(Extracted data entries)
════════

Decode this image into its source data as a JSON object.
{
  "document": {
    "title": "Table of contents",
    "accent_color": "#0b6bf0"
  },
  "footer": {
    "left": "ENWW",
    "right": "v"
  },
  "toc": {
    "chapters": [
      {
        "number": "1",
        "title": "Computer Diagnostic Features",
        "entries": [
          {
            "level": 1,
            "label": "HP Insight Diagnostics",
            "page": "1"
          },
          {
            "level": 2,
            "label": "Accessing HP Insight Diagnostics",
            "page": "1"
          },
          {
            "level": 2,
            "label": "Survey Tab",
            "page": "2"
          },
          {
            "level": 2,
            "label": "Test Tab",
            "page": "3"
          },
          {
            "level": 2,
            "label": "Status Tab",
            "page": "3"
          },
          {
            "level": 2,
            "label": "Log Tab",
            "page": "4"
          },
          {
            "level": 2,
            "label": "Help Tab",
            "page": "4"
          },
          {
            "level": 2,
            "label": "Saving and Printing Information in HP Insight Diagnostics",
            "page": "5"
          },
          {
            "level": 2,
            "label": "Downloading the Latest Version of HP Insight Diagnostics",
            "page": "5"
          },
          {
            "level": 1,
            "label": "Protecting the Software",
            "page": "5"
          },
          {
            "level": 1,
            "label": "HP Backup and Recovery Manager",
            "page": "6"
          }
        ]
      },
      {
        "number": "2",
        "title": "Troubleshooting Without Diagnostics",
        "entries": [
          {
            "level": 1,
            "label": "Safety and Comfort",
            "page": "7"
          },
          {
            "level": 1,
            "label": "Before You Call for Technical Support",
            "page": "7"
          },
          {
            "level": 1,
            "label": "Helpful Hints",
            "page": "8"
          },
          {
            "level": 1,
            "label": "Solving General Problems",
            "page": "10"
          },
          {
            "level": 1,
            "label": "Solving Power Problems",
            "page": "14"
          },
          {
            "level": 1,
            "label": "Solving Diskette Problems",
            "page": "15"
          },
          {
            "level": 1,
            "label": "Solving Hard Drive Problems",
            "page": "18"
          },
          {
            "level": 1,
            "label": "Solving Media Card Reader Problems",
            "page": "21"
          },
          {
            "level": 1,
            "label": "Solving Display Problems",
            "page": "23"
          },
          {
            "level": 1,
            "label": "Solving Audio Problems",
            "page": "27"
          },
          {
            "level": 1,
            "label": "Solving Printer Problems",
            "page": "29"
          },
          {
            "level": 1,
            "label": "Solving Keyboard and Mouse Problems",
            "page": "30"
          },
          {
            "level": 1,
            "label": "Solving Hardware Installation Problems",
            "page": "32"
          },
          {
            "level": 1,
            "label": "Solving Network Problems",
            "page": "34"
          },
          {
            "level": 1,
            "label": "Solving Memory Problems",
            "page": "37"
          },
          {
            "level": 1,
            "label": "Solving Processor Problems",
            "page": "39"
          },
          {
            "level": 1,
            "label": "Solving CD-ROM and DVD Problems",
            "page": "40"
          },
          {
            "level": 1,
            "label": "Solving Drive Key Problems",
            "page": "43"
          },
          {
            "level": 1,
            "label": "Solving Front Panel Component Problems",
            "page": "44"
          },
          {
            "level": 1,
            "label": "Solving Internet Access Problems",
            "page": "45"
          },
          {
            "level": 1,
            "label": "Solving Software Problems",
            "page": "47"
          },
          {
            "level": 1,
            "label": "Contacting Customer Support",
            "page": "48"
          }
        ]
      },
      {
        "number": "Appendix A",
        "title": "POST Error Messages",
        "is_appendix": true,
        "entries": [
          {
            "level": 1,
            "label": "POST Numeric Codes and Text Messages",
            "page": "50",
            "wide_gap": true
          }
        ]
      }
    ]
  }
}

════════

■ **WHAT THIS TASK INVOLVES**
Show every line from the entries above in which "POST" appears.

■ **RESULT**
        "title": "POST Error Messages",
            "label": "POST Numeric Codes and Text Messages",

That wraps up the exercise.